- _About this task_:
Could you restate every entry word for word, leaving the pictures out?

(Entries from a dataset of interfaces)
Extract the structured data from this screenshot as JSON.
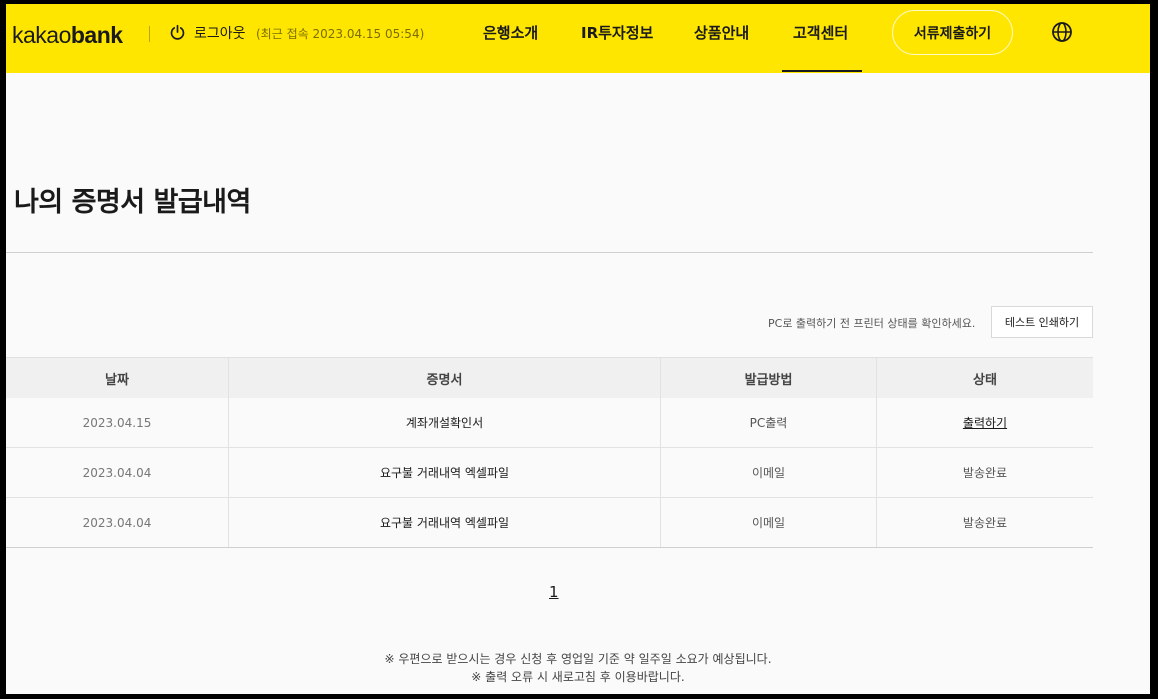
{
  "header": {
    "logo_light": "kakao",
    "logo_bold": "bank",
    "logout_label": "로그아웃",
    "last_access": "(최근 접속 2023.04.15 05:54)",
    "nav": [
      {
        "label": "은행소개"
      },
      {
        "label": "IR투자정보"
      },
      {
        "label": "상품안내"
      },
      {
        "label": "고객센터",
        "active": true
      }
    ],
    "submit_button": "서류제출하기",
    "accent_color": "#ffe600"
  },
  "main": {
    "title": "나의 증명서 발급내역",
    "notice": "PC로 출력하기 전 프린터 상태를 확인하세요.",
    "test_print_button": "테스트 인쇄하기",
    "table": {
      "headers": [
        "날짜",
        "증명서",
        "발급방법",
        "상태"
      ],
      "rows": [
        {
          "date": "2023.04.15",
          "certificate": "계좌개설확인서",
          "method": "PC출력",
          "status": "출력하기",
          "status_is_link": true
        },
        {
          "date": "2023.04.04",
          "certificate": "요구불 거래내역 엑셀파일",
          "method": "이메일",
          "status": "발송완료",
          "status_is_link": false
        },
        {
          "date": "2023.04.04",
          "certificate": "요구불 거래내역 엑셀파일",
          "method": "이메일",
          "status": "발송완료",
          "status_is_link": false
        }
      ]
    },
    "pagination": {
      "current_page": "1"
    },
    "footnotes": [
      "※ 우편으로 받으시는 경우 신청 후 영업일 기준 약 일주일 소요가 예상됩니다.",
      "※ 출력 오류 시 새로고침 후 이용바랍니다."
    ]
  },
  "icons": {
    "power": "power-icon",
    "globe": "globe-icon"
  }
}
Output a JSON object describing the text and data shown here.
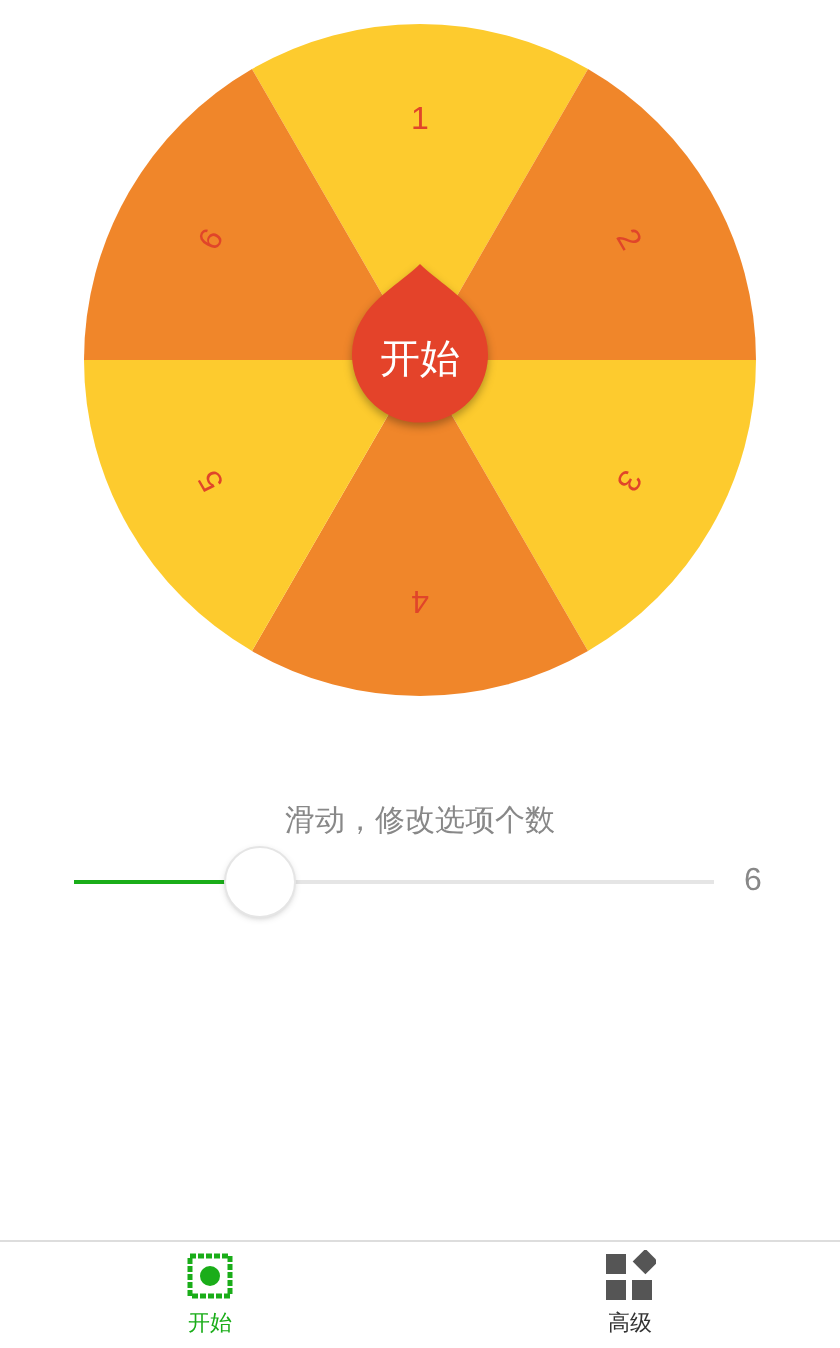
{
  "wheel": {
    "segments": [
      {
        "label": "1",
        "color": "#fdcb2e"
      },
      {
        "label": "2",
        "color": "#f0862a"
      },
      {
        "label": "3",
        "color": "#fdcb2e"
      },
      {
        "label": "4",
        "color": "#f0862a"
      },
      {
        "label": "5",
        "color": "#fdcb2e"
      },
      {
        "label": "6",
        "color": "#f0862a"
      }
    ],
    "start_button": "开始"
  },
  "slider": {
    "caption": "滑动，修改选项个数",
    "level": 0.29,
    "value": "6"
  },
  "tabs": [
    {
      "label": "开始",
      "selected": true,
      "kind": "start"
    },
    {
      "label": "高级",
      "selected": false,
      "kind": "advanced"
    }
  ]
}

- _Solution_:
Extract the structured data from this screenshot as JSON.
{
  "header": {
    "logo_light": "kakao",
    "logo_bold": "bank",
    "logout_label": "로그아웃",
    "last_access": "(최근 접속 2023.04.15 05:54)",
    "nav": [
      {
        "label": "은행소개"
      },
      {
        "label": "IR투자정보"
      },
      {
        "label": "상품안내"
      },
      {
        "label": "고객센터",
        "active": true
      }
    ],
    "submit_button": "서류제출하기",
    "accent_color": "#ffe600"
  },
  "main": {
    "title": "나의 증명서 발급내역",
    "notice": "PC로 출력하기 전 프린터 상태를 확인하세요.",
    "test_print_button": "테스트 인쇄하기",
    "table": {
      "headers": [
        "날짜",
        "증명서",
        "발급방법",
        "상태"
      ],
      "rows": [
        {
          "date": "2023.04.15",
          "certificate": "계좌개설확인서",
          "method": "PC출력",
          "status": "출력하기",
          "status_is_link": true
        },
        {
          "date": "2023.04.04",
          "certificate": "요구불 거래내역 엑셀파일",
          "method": "이메일",
          "status": "발송완료",
          "status_is_link": false
        },
        {
          "date": "2023.04.04",
          "certificate": "요구불 거래내역 엑셀파일",
          "method": "이메일",
          "status": "발송완료",
          "status_is_link": false
        }
      ]
    },
    "pagination": {
      "current_page": "1"
    },
    "footnotes": [
      "※ 우편으로 받으시는 경우 신청 후 영업일 기준 약 일주일 소요가 예상됩니다.",
      "※ 출력 오류 시 새로고침 후 이용바랍니다."
    ]
  },
  "icons": {
    "power": "power-icon",
    "globe": "globe-icon"
  }
}
Output a JSON object describing the text and data shown here.
{
  "wheel": {
    "segments": [
      {
        "label": "1",
        "color": "#fdcb2e"
      },
      {
        "label": "2",
        "color": "#f0862a"
      },
      {
        "label": "3",
        "color": "#fdcb2e"
      },
      {
        "label": "4",
        "color": "#f0862a"
      },
      {
        "label": "5",
        "color": "#fdcb2e"
      },
      {
        "label": "6",
        "color": "#f0862a"
      }
    ],
    "start_button": "开始"
  },
  "slider": {
    "caption": "滑动，修改选项个数",
    "level": 0.29,
    "value": "6"
  },
  "tabs": [
    {
      "label": "开始",
      "selected": true,
      "kind": "start"
    },
    {
      "label": "高级",
      "selected": false,
      "kind": "advanced"
    }
  ]
}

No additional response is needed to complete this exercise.